Excerpts from an interface dataset:

————————

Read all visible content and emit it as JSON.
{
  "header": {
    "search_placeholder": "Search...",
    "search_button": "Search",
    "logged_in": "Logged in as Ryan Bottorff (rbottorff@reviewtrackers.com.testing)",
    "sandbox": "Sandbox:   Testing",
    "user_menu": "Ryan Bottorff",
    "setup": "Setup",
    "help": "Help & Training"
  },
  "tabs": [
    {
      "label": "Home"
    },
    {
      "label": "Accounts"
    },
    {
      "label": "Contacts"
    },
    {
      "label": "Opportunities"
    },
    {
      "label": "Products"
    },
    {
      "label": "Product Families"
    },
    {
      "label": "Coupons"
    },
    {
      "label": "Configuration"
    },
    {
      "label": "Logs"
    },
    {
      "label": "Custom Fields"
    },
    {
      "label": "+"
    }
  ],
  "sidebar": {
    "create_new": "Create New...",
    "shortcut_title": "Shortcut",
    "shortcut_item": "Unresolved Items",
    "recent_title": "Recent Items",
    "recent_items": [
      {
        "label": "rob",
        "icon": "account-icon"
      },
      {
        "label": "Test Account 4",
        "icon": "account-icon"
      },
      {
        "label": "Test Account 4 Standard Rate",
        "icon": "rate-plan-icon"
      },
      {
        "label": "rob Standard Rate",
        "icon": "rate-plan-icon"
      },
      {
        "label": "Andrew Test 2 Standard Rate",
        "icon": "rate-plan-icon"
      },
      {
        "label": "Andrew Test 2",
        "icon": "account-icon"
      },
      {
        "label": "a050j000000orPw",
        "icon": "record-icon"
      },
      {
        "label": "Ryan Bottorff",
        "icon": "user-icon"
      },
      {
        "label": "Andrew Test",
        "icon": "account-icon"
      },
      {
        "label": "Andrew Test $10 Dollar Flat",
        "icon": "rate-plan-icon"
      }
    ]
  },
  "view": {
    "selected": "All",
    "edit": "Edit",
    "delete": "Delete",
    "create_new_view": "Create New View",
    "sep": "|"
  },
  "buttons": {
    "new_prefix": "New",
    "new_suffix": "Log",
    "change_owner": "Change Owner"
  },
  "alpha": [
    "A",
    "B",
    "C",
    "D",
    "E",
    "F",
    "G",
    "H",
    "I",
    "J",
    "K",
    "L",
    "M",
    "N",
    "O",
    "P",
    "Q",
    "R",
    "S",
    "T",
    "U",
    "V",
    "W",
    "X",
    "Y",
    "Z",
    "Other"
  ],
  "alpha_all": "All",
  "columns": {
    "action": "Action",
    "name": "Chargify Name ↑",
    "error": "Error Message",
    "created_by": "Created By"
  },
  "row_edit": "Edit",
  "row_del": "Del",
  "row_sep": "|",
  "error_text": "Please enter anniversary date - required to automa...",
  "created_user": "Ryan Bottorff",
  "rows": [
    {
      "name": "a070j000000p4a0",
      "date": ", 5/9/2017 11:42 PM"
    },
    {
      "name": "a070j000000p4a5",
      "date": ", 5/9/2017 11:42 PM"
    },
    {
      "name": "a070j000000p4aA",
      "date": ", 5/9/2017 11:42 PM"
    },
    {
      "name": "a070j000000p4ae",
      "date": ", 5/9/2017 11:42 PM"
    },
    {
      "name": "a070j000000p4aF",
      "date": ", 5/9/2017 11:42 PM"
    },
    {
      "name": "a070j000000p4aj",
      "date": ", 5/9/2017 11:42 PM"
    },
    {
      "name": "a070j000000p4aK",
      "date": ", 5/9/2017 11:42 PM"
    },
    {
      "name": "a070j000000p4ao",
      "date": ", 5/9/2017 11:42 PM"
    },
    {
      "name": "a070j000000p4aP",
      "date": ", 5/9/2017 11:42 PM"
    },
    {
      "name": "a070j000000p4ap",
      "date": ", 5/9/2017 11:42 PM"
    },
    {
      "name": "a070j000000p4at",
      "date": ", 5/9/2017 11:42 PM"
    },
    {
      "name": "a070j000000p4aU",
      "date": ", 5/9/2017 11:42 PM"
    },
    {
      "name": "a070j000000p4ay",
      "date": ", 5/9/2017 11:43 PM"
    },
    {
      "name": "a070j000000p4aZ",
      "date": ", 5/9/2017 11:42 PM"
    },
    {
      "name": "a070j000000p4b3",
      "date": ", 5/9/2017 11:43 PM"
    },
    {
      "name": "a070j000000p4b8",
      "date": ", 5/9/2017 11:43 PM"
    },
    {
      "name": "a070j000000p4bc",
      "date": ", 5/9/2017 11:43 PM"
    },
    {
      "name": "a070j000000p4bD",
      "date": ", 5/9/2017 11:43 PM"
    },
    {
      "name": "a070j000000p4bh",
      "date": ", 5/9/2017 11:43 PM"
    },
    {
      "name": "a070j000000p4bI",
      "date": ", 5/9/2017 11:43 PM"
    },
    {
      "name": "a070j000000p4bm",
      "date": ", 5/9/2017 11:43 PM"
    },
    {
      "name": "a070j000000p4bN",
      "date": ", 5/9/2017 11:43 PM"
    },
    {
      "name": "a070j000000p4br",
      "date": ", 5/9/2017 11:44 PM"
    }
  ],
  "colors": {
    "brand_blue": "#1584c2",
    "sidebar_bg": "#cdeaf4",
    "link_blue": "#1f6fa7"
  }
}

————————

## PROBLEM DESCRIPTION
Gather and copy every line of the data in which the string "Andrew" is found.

## ANSWER TO THE EXERCISE
        "label": "Andrew Test 2 Standard Rate",
        "label": "Andrew Test 2",
        "label": "Andrew Test",
        "label": "Andrew Test $10 Dollar Flat",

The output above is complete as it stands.